Clifford Knight has passed away quietly at home whilst asleep. He was a founder member of BAS when it was then called Bedford Art Circle in 1954. He has been a stalwart member of the society ever since, even rising to be Chairman 1987 / 1989, until he moved away from the area about eight or possibly ten years ago. Even there Clifford soon joined in with the local art scene with the FPAA with Mr John Frederick Black as its President and founder member.
Whilst with the BAS Clifford always exhibited his works at every exhibition arranged by the society. I believe there was a retrospective exhibition of Clifford’s works in Wellingborough. Clifford’s works, although colourful, always managed to create an atmosphere that some described as melancholic. They could be of a building in a state of disrepair or a piece of neglected farm equipment or other machinery. His attention to detail was meticulous, and one could feel drawn into his work with an overcast sky threatening to downpour at any moment. Ask Clifford who his favourite artist was and he would fire back with John Piper followed closely by Edward Burrows. Whenever committee discussion came around to someone opening an exhibition of members’ works, Clifford always wanted a big name (as he put it). It was tried once, but when the ‘big name’ came back with a request for an appearance fee of some £3000 the committee returned to a local name but that never stopped Clifford from trying again and again for several years. I will miss seeing Clifford, although we only met at quarterly meetings in Wellingborough but am grateful that I knew him and being part of his art world.

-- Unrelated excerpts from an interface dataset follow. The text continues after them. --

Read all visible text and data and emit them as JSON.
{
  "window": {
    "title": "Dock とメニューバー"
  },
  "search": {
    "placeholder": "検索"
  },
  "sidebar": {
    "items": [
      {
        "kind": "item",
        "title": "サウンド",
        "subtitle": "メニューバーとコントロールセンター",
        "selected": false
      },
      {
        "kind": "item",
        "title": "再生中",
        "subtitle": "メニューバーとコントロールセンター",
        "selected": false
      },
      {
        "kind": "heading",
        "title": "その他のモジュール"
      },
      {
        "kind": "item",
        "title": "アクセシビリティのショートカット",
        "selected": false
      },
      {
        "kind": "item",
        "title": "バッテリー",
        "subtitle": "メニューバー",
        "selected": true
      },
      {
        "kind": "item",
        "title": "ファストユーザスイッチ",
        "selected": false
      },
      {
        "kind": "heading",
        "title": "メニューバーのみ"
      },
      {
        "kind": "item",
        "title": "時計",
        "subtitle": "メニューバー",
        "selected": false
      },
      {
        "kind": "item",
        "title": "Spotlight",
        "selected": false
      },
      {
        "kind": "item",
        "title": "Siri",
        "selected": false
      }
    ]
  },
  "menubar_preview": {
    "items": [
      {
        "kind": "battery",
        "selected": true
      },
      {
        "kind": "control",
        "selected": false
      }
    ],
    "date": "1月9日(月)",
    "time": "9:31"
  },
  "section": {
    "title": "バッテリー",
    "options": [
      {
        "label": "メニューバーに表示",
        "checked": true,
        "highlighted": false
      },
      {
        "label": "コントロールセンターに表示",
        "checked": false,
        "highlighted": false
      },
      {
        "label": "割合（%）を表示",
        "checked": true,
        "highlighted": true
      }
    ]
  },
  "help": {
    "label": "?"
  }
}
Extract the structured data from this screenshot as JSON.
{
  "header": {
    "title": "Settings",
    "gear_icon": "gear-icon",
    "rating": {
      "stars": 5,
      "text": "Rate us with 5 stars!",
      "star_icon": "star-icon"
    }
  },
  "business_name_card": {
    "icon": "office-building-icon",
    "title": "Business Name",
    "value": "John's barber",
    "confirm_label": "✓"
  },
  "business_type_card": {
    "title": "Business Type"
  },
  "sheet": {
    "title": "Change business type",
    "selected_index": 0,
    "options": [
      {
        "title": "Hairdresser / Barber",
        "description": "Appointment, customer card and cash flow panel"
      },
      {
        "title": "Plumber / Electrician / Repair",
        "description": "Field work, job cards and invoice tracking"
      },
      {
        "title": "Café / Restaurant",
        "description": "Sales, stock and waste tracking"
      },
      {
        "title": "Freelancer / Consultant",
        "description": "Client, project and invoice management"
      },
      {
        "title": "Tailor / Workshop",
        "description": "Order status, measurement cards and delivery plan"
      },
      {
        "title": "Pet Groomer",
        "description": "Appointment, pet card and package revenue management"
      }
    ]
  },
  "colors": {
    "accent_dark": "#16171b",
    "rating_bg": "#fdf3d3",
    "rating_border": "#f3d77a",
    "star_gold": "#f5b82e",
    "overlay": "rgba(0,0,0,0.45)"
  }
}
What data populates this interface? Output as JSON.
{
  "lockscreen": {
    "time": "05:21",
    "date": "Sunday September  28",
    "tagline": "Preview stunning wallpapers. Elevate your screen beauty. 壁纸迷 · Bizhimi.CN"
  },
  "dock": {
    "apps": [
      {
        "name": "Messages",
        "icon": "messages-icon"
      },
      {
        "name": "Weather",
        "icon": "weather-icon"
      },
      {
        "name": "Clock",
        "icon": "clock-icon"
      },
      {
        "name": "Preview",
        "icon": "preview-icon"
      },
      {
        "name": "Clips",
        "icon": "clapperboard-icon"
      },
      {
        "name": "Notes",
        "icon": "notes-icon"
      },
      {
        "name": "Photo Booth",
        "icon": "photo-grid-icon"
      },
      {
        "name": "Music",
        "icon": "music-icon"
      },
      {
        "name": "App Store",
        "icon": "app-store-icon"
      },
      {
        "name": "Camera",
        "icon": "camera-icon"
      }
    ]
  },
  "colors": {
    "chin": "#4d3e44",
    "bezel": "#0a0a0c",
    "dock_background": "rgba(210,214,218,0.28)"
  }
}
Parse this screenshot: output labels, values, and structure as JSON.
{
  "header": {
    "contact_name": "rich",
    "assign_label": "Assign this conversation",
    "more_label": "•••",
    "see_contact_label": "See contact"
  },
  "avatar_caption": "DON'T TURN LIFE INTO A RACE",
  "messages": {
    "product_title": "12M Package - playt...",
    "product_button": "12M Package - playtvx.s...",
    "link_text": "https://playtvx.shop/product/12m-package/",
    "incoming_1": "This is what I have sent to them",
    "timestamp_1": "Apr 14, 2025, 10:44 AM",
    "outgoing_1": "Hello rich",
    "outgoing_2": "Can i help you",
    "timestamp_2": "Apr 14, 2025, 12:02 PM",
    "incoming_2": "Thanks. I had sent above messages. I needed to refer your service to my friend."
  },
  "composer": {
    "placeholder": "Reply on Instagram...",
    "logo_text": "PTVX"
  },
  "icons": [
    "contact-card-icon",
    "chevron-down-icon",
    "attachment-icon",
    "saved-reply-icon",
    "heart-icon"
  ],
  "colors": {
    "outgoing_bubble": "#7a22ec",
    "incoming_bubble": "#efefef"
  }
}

At the time of writing details of his funeral arrangements are not yet known.
PLEASE NOTE:- Details now confirmed as Monday 18th July 2.30 pm at Kingsway Methodist Chapel Wellingborough followed by cremation at Kettering crematorium 15:45 pm
Bedford Art Society June meeting
At out last meeting at Putnoe Church we met an artist, Marilyn Ellis, who has been on the television programme 'Watercolour Challenge, has published books and lectured on cruises.
She planned to show her work through two paintings, which were of a loose and free style. It is amazing what can be done with three brushes, some colour and a bowl of water.
The first picture was taken from a photograph of cyclists on the Tour de France, demonstrating movement and speed. Marilyn had drawn the outline first and explained how she chose the colours to use, which would complement each other and enhance the action. The cycles were amazing and made you want to cheer the riders on.
The second picture, completed after our tea break, was a beach scene with people leading donkeys along the sand on a sunny summer's day.
The finely pointed brushes gave a detailed finish to the paintings, which used loose colour to pick out the characters and their clothing. An initial wash gave the sky and the ground for each picture, followed by the finer points of the colours and shadows of the main characters, plus a few extra pointers and tips which would add to the scenery to make it more realistic.
A most informative evening with something to practice at home.